The year's final supermoon, when the moon is closest to Earth, is Monday night. The event, which recently won over the Internet with last month's rare "blood moon" and lunar eclipse, happens to coincide with a full moon, meaning it's expected to be particularly bright.
Monday night's supermoon is expected to appear about 14% larger and 30% brighter than normal, according to EarthSky.org. "If you're in the Northern Hemisphere, look for the moon to be bright and full-looking for several nights beginning around Oct. 26 and 27," EarthSky.org reports. "Around all of these nights, you'll see a bright, round moon in your sky, rising around the time of sunset, highest in the middle of the night."
People wanting to catch the supermoon in action can visit here to see when the moon is expected to rise in their area.
The term supermoon refers to when the moon is within 90% of its closest position to Earth, known scientifically as its perigee, Tuscon News Now reports. There are between four and six supermoons a year, however having a supermoon fall on the same day as a full moon is rare.
Monday's full moon happens to be a special kind of full moon, dubbed the "Hunter Moon" because it appears in October and is the first full moon after the so-called Harvest Moon.

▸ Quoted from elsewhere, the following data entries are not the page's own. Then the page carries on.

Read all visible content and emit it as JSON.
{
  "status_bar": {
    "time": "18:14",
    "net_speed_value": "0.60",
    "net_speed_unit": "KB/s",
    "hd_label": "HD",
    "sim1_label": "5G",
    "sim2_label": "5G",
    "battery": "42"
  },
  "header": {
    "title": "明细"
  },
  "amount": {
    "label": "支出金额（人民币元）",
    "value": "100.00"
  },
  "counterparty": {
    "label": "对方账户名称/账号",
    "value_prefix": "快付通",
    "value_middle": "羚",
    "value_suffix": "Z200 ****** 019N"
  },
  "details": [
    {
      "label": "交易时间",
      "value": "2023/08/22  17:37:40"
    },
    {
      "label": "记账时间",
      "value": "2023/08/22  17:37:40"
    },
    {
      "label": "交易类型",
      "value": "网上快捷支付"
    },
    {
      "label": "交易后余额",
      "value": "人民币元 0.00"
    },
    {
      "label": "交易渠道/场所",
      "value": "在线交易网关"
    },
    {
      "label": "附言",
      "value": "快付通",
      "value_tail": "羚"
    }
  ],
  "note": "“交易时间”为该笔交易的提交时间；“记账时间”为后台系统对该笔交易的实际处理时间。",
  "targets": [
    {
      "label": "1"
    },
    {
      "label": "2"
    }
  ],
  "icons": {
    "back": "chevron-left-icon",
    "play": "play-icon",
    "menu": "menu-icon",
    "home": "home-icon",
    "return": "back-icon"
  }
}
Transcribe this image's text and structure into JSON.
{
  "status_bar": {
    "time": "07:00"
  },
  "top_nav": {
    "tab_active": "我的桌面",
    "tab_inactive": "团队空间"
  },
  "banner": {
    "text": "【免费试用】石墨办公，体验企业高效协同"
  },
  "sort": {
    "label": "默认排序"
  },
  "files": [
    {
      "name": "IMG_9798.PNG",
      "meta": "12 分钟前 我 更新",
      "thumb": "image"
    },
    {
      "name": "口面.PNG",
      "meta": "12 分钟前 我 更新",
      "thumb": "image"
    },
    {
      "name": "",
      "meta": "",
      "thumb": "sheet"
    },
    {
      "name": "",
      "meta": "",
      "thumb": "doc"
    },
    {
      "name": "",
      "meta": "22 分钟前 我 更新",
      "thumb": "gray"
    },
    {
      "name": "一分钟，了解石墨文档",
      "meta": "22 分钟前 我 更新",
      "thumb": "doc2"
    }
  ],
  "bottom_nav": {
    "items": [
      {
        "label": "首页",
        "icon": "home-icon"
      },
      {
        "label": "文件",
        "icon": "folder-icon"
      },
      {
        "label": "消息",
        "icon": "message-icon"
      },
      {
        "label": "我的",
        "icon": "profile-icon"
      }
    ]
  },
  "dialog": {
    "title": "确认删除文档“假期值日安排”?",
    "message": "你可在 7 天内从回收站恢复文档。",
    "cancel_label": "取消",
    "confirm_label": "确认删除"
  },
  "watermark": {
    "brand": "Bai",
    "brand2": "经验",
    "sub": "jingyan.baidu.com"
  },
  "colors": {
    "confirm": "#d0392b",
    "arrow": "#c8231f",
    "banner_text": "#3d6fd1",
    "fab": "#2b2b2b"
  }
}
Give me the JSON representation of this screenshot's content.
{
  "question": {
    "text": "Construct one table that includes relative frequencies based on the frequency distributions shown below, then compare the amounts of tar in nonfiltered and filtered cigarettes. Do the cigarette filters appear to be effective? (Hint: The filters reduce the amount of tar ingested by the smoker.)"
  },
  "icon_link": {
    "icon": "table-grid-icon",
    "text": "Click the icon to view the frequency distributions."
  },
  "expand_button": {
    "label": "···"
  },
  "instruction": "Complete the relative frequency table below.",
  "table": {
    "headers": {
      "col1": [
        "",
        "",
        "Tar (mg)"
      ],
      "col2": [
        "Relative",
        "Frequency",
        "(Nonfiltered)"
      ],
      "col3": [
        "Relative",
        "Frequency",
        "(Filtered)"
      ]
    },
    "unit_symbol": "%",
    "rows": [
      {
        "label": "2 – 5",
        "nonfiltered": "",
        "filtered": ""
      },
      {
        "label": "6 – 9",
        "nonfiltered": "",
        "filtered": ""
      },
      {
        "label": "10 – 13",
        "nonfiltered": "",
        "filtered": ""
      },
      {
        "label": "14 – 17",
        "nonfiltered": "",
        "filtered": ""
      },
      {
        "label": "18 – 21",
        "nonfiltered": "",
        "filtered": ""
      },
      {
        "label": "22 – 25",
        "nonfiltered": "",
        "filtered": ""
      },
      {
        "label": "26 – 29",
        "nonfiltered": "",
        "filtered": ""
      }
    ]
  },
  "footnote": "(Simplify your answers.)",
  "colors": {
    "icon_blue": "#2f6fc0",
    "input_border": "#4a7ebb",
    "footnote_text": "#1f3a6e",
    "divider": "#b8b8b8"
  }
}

The Harvest Moon occurs nearest to the autumnal equinox, which falls on or around Sept. 22 every year.